It is no co-incidence therefore that as St. Paul responds to the vision God gave him for the people of Macedonia, he takes Luke outside the gate of Philippi to the river, where they find a place of prayer in which to speak to those with hearts open to the Lord (Acts 16:13). If we truly have a home for God in our hearts, we must remember that we have to leave the safe spaces of our lives and seek other places where people are open to what God wants to say to them through us. Just as prayer is about both speaking and listening, unless words are carefully chosen and emphasized in an open non-judgemental atmosphere, they will not or cannot be heard.

Family heirloom, dated 1867

“To be, or not to be, that is the question.” Words of soliloquy, spoken in a character’s mind, declaimed down four centuries for the world to hear. Words that need the right setting in which to be heard, and the correct emphasis for their delivery.
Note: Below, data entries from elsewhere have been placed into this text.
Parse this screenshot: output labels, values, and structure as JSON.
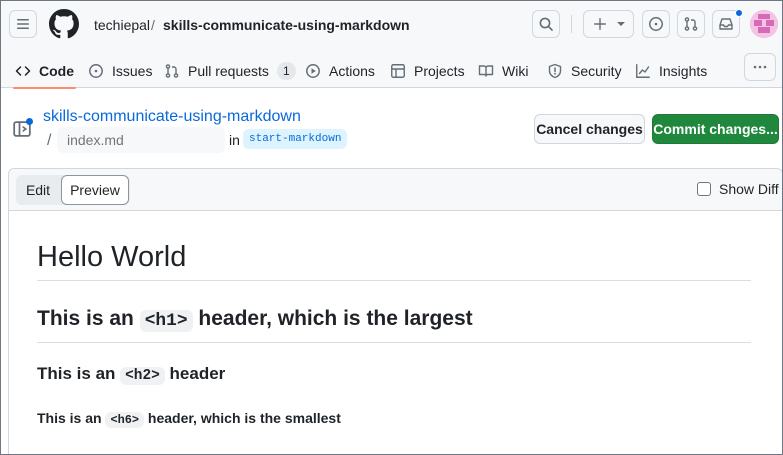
{
  "header": {
    "owner": "techiepal",
    "separator": "/",
    "repo": "skills-communicate-using-markdown"
  },
  "tabs": [
    {
      "label": "Code",
      "icon": "code-icon",
      "active": true
    },
    {
      "label": "Issues",
      "icon": "issue-opened-icon"
    },
    {
      "label": "Pull requests",
      "icon": "git-pull-request-icon",
      "count": "1"
    },
    {
      "label": "Actions",
      "icon": "play-icon"
    },
    {
      "label": "Projects",
      "icon": "table-icon"
    },
    {
      "label": "Wiki",
      "icon": "book-icon"
    },
    {
      "label": "Security",
      "icon": "shield-icon"
    },
    {
      "label": "Insights",
      "icon": "graph-icon"
    }
  ],
  "edit_bar": {
    "repo_link": "skills-communicate-using-markdown",
    "path_separator": "/",
    "filename": "",
    "filename_placeholder": "index.md",
    "in_label": "in",
    "branch": "start-markdown",
    "cancel_label": "Cancel changes",
    "commit_label": "Commit changes..."
  },
  "editor": {
    "edit_tab": "Edit",
    "preview_tab": "Preview",
    "active_tab": "Preview",
    "show_diff_label": "Show Diff",
    "show_diff_checked": false
  },
  "preview": {
    "h1": "Hello World",
    "h2_pre": "This is an ",
    "h2_code": "<h1>",
    "h2_post": " header, which is the largest",
    "h3_pre": "This is an ",
    "h3_code": "<h2>",
    "h3_post": " header",
    "h6_pre": "This is an ",
    "h6_code": "<h6>",
    "h6_post": " header, which is the smallest"
  },
  "colors": {
    "accent": "#0969da",
    "commit_button": "#1f883d",
    "active_tab_underline": "#fd8c73",
    "notification_dot": "#0969da"
  }
}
To be a follower of Jesus Christ, the living Word, we need to be able to multi-task: to have our minds constantly renewed by listening to his Advocate the Holy Spirit speaking words of encouragement and challenge into our hearts and minds; and we need to put ourselves into the place where the words the Holy Spirit speaks through us will be best heard, however unusual that stage might be.

Father, into your hands I commit my spirit. Luke 23:44-46

This is the last of The Seven Last Words attributed to Jesus on Good Friday. What follows is the short reflection I wrote on it last year. This is deliberately short – and if you’ve been following through the rest, they have (largely) decreased in length, because that was the brief I was given.

The first six can be accessed via this link to the sixth until I have time to put all the links here – I have to go away now to be at the cross.

Feel free to re-use them, with attribution, but it would be lovely to know where they are used, so please use the comment facility for that.

Go well and may you have a very Holy Easter.

Seemingly abandoned,
desolate and alone,
the unbreakable bond of trust
between the Son and his Father,
finds supreme expression
in the confidence that Christ’s self-offering,
would be accepted by God.

Freedom, and a new beginning,
are located in the certainty of His death;
a death that carries us –
if we too can bring ourselves to trust,
shattered and broken as we may be –
into the presence of the Divine,
and an encounter with the abundant blessings
of the cross.